A 16-year-old schoolgirl from Johannesburg has created a superabsorbent polymer (SAP) made using orange peel and avocado skin in order to solve South Africa’s drought crisis.
Kiara Nirghin has recently won Google Science Fair’s 'Community Impact Award' for the Middle East and Africa region with her project, entitled ‘No More Thirsty Crops’.
The project saw Nirghin develop the polymer that could store reserves of water a hundred times its own weight, in order to help create reservoirs that could be utilised by farmers for watering crops in times of severe drought.
The low-cost, biodegradable and chemical free superabsorbent polymer uses polysaccharide naturally found in orange peels and organically cross-linked with sunlight. Oil found in avocado peels is then used in emulsion polymerisation of the solution.
"Kiara found an ideal material that won't hurt the budget in simple orange peel, and through her research, she created a way to turn it into soil-ready water storage with help from the avocado," Andrea Cohan, Programme Leader of the Google Science Fair, told a CNN reporter.

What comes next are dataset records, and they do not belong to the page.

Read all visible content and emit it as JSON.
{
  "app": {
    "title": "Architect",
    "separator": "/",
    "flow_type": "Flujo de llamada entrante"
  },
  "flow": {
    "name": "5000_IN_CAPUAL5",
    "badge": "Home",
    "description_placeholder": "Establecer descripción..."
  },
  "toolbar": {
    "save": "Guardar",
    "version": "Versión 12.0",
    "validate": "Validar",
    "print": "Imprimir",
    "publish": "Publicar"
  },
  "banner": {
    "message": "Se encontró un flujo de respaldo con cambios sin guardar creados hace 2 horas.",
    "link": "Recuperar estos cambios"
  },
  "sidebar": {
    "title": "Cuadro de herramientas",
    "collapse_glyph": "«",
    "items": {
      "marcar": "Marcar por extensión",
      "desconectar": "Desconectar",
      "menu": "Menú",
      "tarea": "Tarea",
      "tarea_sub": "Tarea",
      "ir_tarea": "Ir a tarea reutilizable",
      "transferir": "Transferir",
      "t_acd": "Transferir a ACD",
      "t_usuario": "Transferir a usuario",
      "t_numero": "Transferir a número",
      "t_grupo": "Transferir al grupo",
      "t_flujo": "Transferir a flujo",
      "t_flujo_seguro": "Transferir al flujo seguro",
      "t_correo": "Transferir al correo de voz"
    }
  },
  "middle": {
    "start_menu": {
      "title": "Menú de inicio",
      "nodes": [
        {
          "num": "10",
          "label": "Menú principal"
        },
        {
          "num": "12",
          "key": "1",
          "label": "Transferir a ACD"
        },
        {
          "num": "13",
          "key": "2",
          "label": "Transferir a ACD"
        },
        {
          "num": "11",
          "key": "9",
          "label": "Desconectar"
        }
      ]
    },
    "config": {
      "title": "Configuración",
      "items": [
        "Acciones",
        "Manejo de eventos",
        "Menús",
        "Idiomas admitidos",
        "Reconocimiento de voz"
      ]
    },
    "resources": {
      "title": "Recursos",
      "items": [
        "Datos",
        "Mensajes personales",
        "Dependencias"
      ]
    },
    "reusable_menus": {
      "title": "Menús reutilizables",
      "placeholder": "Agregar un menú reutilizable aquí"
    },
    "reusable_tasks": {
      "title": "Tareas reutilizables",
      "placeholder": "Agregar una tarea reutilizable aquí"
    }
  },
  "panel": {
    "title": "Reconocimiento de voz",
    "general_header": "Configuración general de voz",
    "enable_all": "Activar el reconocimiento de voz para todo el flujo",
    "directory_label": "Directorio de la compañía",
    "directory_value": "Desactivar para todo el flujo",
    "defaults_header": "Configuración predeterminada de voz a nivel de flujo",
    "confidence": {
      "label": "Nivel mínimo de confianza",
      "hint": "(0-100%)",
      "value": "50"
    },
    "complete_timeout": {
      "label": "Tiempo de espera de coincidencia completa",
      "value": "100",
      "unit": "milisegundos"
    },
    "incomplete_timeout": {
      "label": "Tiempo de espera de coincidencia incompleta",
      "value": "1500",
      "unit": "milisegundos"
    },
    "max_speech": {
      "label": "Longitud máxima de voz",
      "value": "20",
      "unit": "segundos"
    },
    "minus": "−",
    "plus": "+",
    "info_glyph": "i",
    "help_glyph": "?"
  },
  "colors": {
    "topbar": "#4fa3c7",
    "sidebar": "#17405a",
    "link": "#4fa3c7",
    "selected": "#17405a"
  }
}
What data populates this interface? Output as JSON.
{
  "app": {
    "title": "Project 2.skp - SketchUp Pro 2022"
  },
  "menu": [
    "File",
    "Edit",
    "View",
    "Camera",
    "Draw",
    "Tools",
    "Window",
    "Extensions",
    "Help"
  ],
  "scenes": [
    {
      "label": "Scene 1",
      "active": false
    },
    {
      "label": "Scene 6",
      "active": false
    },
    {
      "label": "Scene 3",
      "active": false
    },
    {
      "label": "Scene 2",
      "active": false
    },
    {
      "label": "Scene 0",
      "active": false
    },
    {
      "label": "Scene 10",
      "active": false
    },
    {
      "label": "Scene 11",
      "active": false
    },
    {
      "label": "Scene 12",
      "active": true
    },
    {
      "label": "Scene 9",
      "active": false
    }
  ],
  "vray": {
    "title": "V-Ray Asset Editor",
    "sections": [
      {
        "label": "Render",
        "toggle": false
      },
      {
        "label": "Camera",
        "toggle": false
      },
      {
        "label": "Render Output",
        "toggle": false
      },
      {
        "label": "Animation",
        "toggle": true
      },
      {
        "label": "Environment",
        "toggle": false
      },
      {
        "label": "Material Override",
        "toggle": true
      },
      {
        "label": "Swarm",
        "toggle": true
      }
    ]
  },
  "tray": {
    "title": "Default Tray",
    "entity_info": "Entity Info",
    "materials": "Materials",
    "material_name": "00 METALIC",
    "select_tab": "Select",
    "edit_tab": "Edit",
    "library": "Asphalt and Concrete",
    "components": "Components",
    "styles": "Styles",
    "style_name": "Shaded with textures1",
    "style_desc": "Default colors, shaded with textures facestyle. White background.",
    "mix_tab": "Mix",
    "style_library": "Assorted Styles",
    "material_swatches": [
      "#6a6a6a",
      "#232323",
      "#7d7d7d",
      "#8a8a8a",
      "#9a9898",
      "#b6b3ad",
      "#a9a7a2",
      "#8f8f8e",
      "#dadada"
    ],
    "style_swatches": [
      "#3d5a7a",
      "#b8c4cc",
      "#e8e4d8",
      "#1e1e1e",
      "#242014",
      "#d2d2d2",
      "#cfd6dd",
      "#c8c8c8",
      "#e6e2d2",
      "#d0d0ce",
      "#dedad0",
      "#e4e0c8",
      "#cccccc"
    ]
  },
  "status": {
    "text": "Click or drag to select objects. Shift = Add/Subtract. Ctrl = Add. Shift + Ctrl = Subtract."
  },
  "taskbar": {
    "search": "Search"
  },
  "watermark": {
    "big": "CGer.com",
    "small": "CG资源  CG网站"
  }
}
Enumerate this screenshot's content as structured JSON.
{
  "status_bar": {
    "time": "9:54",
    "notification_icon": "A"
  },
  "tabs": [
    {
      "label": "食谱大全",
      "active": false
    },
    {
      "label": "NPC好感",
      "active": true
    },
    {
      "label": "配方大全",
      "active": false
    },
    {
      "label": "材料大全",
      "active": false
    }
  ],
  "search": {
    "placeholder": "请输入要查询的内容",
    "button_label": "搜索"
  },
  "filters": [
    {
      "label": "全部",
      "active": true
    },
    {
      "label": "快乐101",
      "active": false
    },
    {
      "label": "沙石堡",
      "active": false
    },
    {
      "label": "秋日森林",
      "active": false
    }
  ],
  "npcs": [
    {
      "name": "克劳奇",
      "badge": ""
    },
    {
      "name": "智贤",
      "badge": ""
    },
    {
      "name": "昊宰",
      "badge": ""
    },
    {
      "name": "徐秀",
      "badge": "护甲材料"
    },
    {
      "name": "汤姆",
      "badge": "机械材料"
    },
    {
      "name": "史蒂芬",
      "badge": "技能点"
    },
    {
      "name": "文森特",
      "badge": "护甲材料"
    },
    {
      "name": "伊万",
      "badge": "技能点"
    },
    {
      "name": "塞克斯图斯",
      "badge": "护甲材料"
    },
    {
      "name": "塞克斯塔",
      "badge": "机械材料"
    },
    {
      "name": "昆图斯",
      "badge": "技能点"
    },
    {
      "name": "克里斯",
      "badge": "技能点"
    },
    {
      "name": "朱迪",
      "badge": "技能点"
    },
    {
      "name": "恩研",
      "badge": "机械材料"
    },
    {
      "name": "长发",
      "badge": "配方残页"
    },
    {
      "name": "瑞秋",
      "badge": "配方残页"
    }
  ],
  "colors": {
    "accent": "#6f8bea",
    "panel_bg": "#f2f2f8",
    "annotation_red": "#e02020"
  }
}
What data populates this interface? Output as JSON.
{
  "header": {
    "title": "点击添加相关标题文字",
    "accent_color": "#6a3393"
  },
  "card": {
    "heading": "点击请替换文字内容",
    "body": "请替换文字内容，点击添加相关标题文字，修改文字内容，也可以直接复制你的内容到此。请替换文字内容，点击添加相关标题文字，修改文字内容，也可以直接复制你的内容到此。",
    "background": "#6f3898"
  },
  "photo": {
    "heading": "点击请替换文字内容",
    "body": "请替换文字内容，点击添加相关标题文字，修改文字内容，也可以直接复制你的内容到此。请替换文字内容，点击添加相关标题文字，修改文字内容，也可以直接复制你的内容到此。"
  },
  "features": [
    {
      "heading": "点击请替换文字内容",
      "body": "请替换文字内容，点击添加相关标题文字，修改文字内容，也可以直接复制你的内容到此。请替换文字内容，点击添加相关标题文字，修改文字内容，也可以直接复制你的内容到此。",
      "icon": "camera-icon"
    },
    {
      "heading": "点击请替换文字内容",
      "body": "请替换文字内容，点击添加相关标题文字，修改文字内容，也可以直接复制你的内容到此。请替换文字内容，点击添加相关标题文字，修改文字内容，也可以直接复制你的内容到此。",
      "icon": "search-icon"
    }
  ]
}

Currently, South Africa is experiencing one of the worst droughts in 45 years. With major lack of rainfall, many agricultural crop growths are under major strain.
Nirghin says she wanted to help play her part in tackling such a major crisis. "I wanted to minimise the effect that drought has on the community and the main thing it affects is the crops," Nirghin told CNN. "That was the springboard for the idea."
Nirghin will now be issued a mentor from Google who will help her develop and test her polymer, with a view to commercialisation.
Dr. Jinwen Zhang, a Professor of Materials Engineering at Washington State University, who is developing absorbent hydrogels to address drought, said he thought the idea would work. "Using waste products for low-cost feedstock for large volume is definitely worth further investigation,” he told CNN.